(Originally posted on the Solar Tribune)
For the first century or so of the utility industry’s life, things were slow to change and the status quo helped to prop up the prosperity of the business. Each home would have a single utility option available to them in a regulated market, and the relationship between utility and customer was basic: the utility deliveries power and fixes the occasional outage, while the customer pays their bill once per month. In recent decades, though, policy and regulations have been pushing back that perhaps the status quo model of the energy market is not the most efficient on the basis of costs to the customer, growth of new technology, and the implementation of climate-focused signals. As such, certain policies targeting these long-standing energy markets have taken center stage.
Examples of some of these adjustments to energy markets that are in various stages of implementation already include the following:
What is it: Net metering, often a lightning rod for debate in the energy communities, is defined as a billing arrangement that compensates on-site producers of energy (such as customers with rooftop solar systems) for any excess generation that they do not use and instead export to the utility grid, though the level and format of the compensation vary by location.
Is it enacted anywhere: According to the National Conference of State Legislatures, at least 17 states have authorized the use of net metering.
Dr. Stephan Singer, Senior Advisor Global Energy Policies at Climate Action Network International:
“There is no one size fits all solution. Approaches to policy and financing need to be tailor made depending on the regional, national, and local situation. And approaches need to be reliable and predictable for investors for planning security and a supportive infrastructure such as with net metering, storage and preferred grid access for renewables – may that be the individual houseowner that puts solar on his roof or the utility scale investment by larger corporates.”
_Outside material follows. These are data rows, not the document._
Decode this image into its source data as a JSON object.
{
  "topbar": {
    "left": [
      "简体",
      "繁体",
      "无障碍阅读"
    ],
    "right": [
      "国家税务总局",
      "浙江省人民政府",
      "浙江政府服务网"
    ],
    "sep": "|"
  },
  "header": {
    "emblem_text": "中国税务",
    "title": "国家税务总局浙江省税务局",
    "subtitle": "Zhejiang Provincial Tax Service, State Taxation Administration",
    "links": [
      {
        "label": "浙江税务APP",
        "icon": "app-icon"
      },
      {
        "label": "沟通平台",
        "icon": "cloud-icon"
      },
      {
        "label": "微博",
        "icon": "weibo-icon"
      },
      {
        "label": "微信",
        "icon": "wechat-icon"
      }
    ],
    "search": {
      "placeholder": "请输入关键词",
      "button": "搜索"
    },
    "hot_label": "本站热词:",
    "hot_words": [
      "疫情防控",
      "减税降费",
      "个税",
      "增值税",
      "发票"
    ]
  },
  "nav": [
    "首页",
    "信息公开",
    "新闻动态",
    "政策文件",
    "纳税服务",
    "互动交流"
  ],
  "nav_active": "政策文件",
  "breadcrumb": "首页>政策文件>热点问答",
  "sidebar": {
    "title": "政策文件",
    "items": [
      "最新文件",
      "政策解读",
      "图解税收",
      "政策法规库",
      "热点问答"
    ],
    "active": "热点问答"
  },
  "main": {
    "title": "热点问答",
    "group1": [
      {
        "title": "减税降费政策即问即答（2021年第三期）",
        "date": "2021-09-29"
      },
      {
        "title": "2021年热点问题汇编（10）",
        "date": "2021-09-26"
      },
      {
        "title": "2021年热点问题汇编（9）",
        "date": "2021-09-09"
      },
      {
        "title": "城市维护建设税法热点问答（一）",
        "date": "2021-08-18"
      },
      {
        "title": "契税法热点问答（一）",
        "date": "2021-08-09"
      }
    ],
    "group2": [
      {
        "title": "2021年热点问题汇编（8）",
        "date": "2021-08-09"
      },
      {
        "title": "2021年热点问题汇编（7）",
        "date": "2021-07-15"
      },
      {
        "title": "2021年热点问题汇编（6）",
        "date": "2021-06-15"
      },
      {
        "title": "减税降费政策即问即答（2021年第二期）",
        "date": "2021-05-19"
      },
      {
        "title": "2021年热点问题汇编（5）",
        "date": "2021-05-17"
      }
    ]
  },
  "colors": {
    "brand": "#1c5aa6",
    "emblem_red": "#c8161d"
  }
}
Read the full article here: https://solartribune.com/climate-change/policy/energy-markets/